::: Task data
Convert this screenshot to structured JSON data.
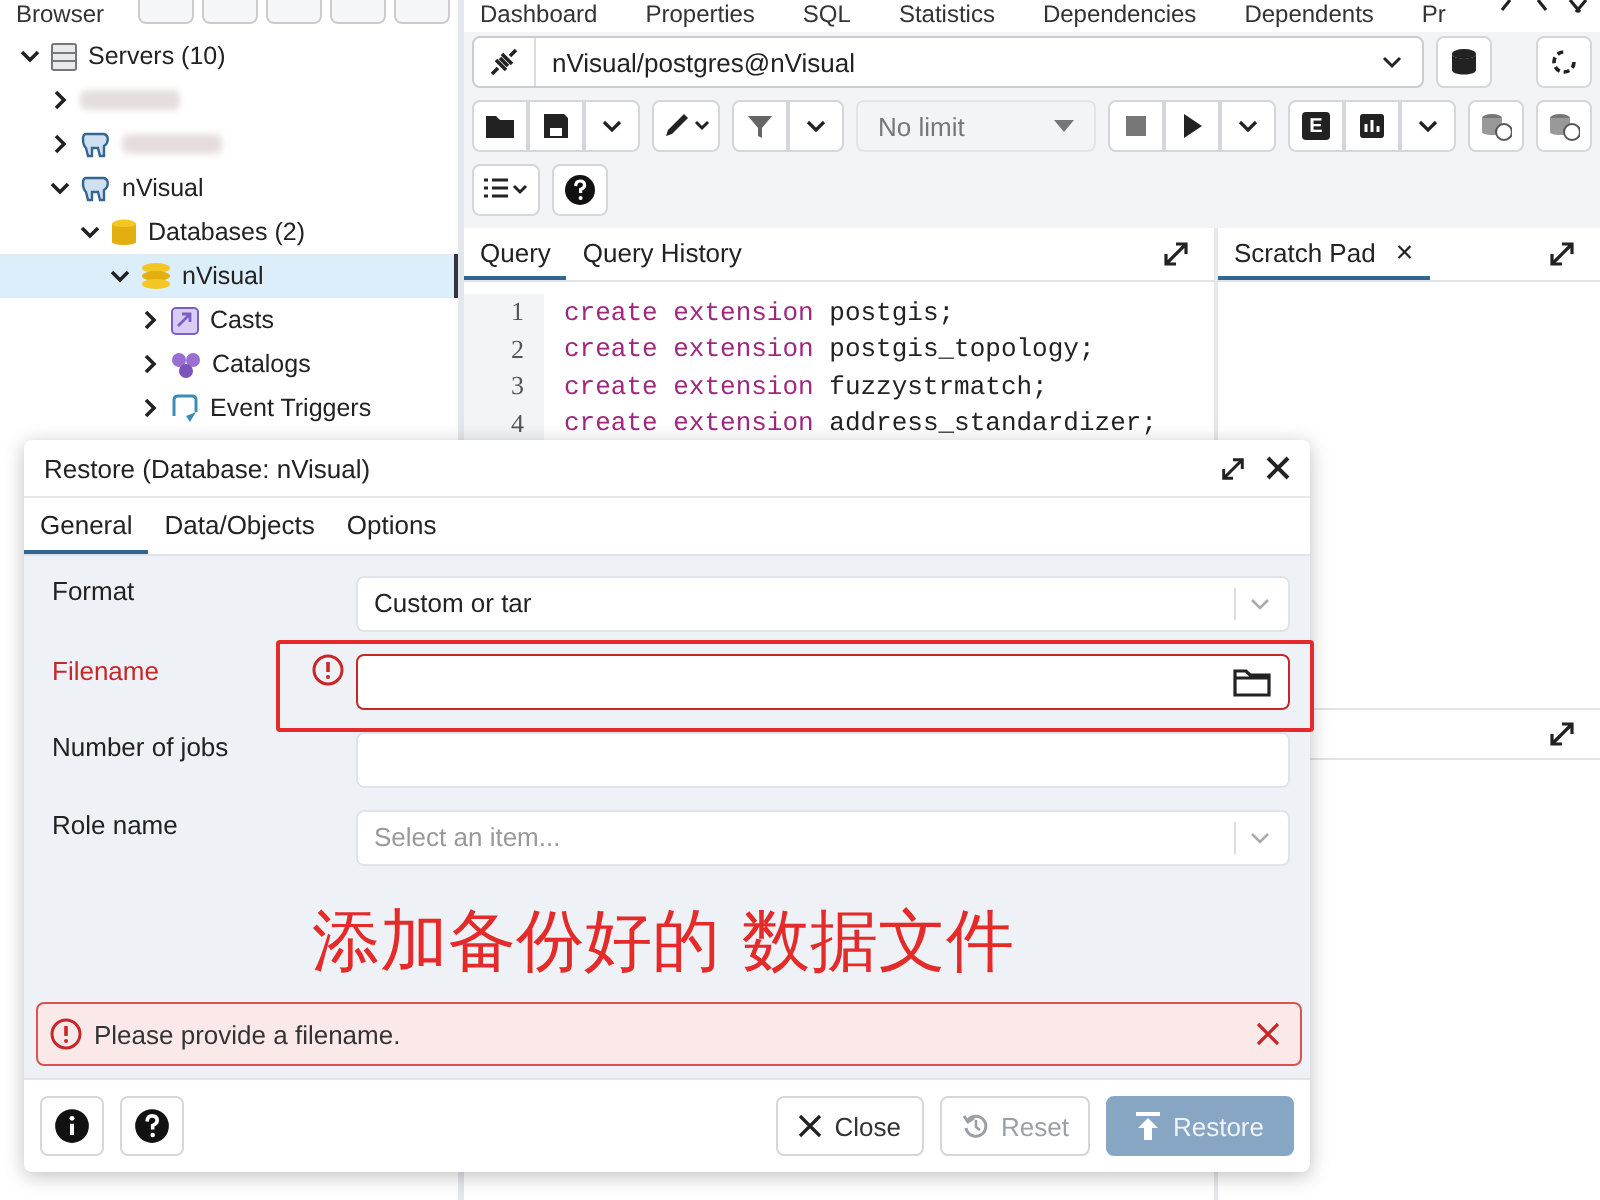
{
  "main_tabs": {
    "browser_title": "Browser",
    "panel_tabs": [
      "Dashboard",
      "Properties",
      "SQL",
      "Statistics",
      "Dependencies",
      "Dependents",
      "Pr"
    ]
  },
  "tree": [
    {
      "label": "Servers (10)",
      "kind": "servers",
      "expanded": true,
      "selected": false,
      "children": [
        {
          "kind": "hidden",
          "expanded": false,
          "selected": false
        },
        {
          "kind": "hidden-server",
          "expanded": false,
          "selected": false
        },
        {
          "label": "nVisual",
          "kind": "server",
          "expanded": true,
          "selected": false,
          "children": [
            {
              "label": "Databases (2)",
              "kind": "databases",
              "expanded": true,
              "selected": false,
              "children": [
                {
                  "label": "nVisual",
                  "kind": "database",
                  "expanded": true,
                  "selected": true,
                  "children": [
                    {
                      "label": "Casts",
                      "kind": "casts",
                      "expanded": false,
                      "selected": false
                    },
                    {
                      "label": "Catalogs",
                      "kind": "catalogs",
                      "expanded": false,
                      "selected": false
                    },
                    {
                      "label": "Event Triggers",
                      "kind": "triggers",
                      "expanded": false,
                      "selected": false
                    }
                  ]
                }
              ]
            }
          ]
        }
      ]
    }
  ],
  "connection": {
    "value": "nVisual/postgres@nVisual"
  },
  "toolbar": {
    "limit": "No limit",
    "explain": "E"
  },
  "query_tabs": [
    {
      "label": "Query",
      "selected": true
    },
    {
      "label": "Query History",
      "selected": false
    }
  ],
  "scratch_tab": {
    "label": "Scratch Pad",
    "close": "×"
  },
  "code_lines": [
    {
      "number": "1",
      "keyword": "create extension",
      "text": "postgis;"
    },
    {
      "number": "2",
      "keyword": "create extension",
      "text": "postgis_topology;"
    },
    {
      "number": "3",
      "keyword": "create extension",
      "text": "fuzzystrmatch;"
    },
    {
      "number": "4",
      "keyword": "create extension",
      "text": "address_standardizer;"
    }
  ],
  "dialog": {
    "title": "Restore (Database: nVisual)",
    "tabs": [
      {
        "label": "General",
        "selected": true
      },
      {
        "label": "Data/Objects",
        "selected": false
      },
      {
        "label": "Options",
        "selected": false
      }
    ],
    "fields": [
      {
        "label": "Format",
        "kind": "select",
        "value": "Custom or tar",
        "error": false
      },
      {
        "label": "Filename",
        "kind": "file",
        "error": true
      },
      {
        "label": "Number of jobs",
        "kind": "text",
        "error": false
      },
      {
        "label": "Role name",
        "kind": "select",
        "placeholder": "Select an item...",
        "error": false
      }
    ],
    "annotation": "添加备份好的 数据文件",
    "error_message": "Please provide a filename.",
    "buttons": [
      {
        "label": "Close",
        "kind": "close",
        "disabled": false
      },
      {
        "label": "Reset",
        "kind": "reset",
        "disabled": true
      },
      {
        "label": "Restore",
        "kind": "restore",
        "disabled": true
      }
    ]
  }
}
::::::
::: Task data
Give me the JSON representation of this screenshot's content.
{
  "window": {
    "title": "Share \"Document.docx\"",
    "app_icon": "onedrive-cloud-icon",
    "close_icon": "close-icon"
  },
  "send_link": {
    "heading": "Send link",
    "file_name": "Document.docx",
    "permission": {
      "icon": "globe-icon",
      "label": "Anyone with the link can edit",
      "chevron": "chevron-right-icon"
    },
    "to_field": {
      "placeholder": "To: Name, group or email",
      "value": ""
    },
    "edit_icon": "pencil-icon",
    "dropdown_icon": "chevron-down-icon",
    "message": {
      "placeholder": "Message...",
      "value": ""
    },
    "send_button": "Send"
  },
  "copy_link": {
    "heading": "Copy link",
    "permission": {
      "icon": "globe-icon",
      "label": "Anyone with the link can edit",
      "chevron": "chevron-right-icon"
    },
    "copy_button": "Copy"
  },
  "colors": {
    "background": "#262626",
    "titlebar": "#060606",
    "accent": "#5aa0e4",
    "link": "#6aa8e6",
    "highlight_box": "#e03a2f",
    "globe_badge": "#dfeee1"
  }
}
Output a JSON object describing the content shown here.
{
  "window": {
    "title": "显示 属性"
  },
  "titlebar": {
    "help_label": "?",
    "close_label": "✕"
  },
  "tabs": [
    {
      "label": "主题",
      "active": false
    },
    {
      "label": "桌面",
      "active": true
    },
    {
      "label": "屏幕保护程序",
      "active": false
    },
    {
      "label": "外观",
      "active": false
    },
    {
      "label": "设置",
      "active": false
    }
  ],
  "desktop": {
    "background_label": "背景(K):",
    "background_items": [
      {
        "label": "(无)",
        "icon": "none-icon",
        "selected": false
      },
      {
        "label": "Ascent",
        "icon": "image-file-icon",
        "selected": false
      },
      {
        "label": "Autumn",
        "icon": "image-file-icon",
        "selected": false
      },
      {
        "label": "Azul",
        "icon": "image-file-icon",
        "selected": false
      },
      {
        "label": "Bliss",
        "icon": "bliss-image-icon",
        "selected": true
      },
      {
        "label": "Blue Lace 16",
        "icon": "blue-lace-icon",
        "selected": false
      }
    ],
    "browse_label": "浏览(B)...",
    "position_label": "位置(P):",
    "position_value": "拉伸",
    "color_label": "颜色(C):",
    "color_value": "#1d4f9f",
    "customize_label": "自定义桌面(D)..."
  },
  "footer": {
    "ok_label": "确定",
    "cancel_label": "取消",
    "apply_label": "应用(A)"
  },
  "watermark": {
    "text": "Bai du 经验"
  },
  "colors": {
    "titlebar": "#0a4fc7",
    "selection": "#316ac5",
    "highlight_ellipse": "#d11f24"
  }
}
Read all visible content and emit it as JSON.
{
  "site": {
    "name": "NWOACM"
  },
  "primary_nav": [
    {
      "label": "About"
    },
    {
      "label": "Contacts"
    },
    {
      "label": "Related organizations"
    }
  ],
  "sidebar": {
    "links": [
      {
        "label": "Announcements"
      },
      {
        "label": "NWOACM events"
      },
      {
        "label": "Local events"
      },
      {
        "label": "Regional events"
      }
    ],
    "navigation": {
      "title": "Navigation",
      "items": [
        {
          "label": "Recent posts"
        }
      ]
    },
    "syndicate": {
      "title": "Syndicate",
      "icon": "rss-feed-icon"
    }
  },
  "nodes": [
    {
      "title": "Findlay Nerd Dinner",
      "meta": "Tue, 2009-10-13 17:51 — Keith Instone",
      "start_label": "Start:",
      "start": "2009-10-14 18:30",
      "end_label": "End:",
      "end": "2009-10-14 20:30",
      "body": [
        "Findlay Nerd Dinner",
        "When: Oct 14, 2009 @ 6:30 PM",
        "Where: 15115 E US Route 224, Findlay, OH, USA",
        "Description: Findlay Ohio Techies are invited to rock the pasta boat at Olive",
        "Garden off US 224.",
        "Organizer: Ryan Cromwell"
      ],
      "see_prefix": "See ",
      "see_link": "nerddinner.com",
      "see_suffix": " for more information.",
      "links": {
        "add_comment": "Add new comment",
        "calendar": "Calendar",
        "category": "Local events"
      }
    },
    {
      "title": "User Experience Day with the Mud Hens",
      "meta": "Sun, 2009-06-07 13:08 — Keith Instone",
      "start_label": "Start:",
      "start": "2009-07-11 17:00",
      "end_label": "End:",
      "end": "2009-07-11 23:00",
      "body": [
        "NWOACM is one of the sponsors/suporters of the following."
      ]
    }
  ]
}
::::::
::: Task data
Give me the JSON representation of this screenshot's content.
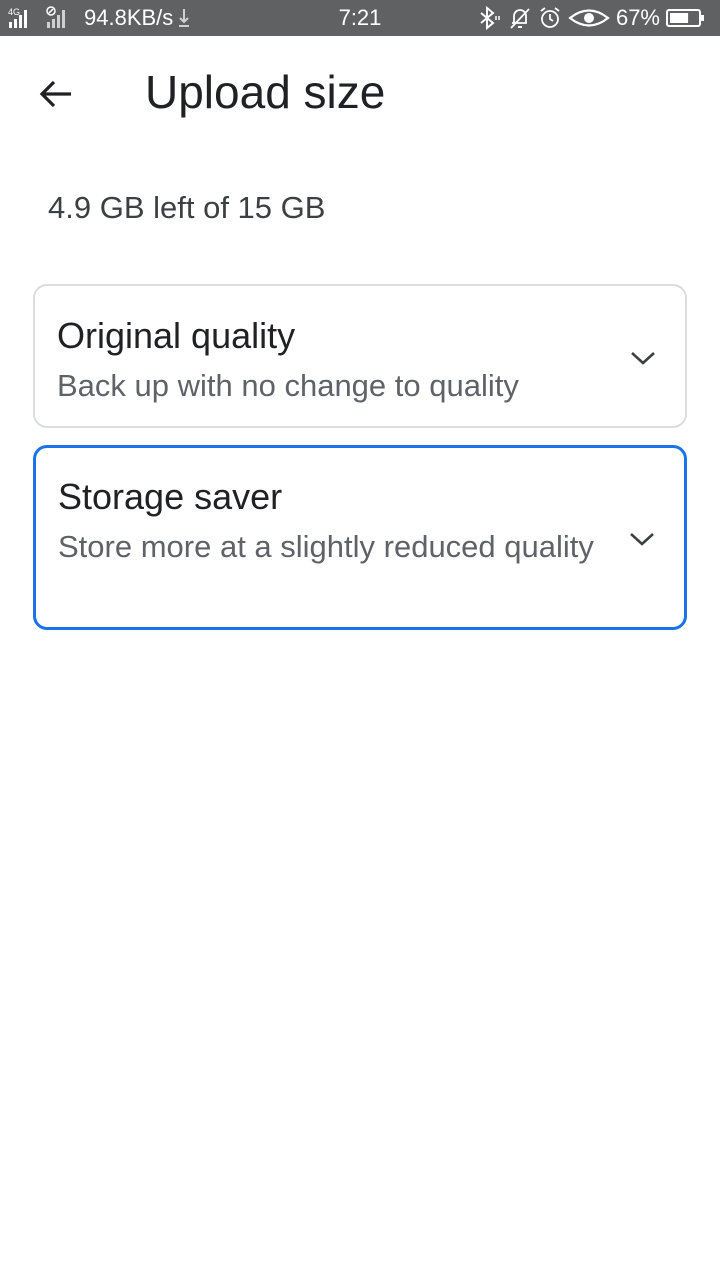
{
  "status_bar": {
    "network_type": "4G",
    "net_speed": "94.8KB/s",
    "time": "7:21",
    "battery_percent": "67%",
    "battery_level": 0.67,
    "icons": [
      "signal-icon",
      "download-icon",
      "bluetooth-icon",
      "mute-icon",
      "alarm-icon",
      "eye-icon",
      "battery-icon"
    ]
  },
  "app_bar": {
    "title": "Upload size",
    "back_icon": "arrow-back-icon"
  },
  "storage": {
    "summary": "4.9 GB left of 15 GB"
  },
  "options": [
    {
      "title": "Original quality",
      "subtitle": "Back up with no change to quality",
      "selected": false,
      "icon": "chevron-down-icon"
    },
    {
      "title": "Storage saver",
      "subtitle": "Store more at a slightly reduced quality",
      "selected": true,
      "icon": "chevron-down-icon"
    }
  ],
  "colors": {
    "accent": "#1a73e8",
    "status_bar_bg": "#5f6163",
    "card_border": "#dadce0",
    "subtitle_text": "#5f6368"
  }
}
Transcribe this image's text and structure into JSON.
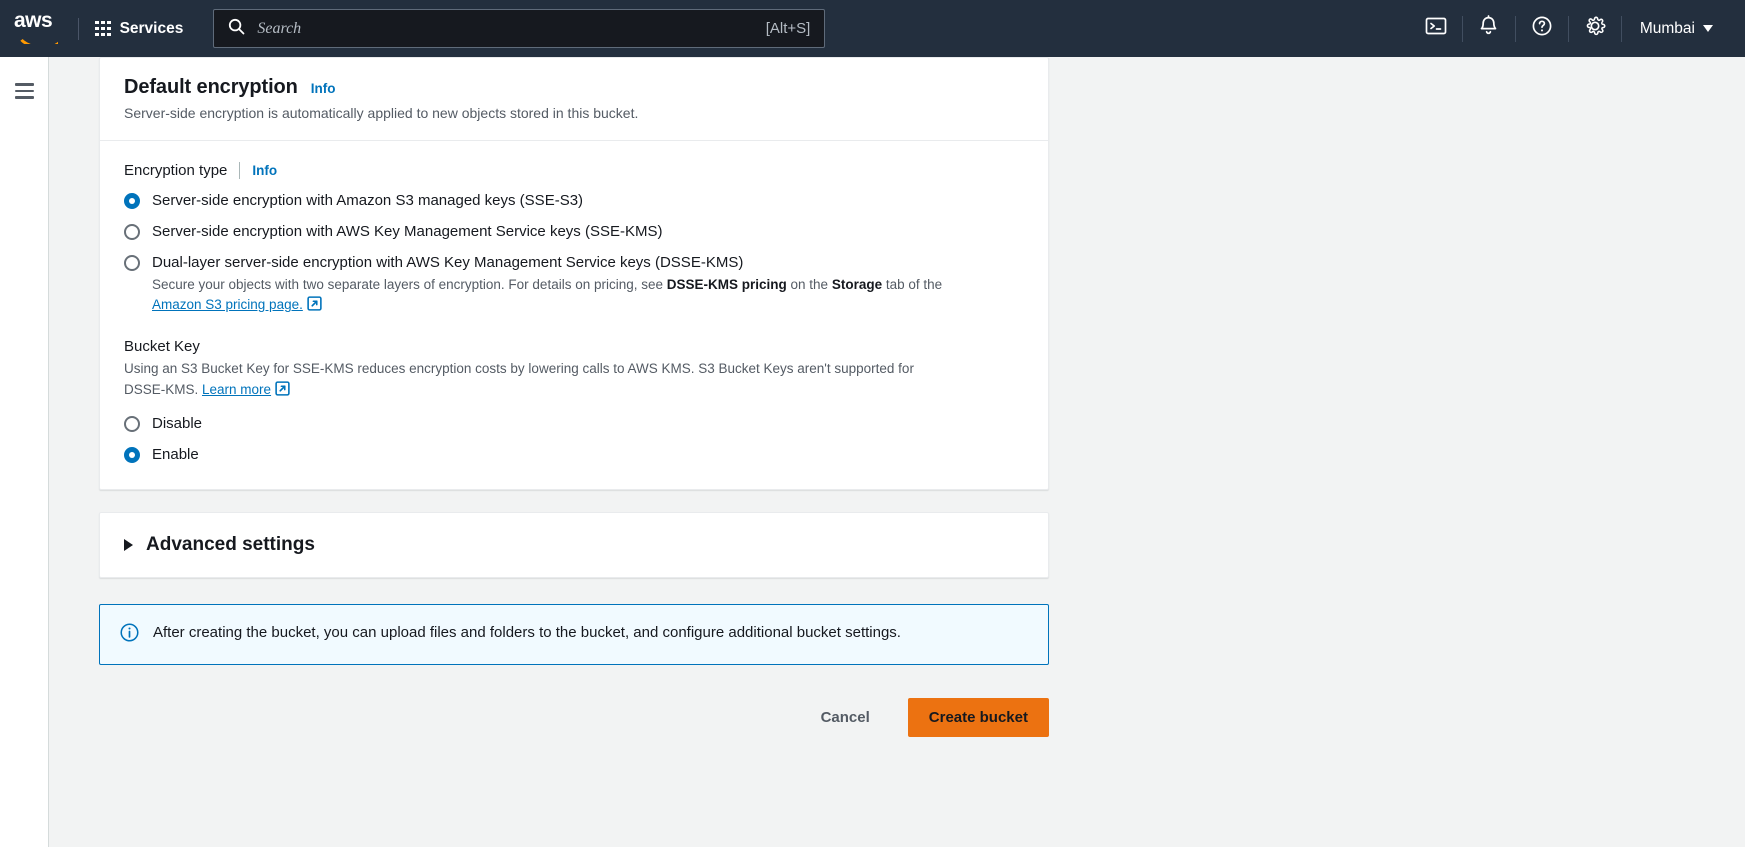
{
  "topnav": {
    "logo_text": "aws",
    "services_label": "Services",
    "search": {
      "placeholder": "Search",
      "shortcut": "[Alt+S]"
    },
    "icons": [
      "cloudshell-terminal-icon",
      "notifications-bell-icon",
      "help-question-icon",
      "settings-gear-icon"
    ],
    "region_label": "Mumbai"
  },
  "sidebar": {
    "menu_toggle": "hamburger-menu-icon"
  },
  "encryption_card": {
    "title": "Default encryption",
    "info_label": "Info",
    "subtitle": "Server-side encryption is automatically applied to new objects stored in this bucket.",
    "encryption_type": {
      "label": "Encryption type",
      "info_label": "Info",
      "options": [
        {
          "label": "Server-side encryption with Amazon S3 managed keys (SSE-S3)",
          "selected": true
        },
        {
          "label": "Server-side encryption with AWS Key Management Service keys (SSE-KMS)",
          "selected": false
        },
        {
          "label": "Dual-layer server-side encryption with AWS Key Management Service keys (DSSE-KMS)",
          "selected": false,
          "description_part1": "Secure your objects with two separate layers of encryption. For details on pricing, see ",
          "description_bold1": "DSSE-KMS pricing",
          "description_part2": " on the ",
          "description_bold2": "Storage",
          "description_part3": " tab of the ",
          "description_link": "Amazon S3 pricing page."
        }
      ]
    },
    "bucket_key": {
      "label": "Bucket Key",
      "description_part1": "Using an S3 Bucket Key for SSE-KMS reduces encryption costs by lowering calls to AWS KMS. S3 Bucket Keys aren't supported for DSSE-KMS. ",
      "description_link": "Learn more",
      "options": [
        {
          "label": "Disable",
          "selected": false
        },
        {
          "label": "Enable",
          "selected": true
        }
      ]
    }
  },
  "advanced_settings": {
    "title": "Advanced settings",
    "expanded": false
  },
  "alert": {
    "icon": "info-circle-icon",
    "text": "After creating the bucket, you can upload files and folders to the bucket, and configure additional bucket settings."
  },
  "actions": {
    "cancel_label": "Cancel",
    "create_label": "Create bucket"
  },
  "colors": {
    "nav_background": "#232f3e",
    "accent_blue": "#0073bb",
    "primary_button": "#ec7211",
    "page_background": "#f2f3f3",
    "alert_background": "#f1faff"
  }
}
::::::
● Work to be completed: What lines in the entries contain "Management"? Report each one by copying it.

● Response for this exercise:
          "label": "Server-side encryption with AWS Key Management Service keys (SSE-KMS)",
          "label": "Dual-layer server-side encryption with AWS Key Management Service keys (DSSE-KMS)",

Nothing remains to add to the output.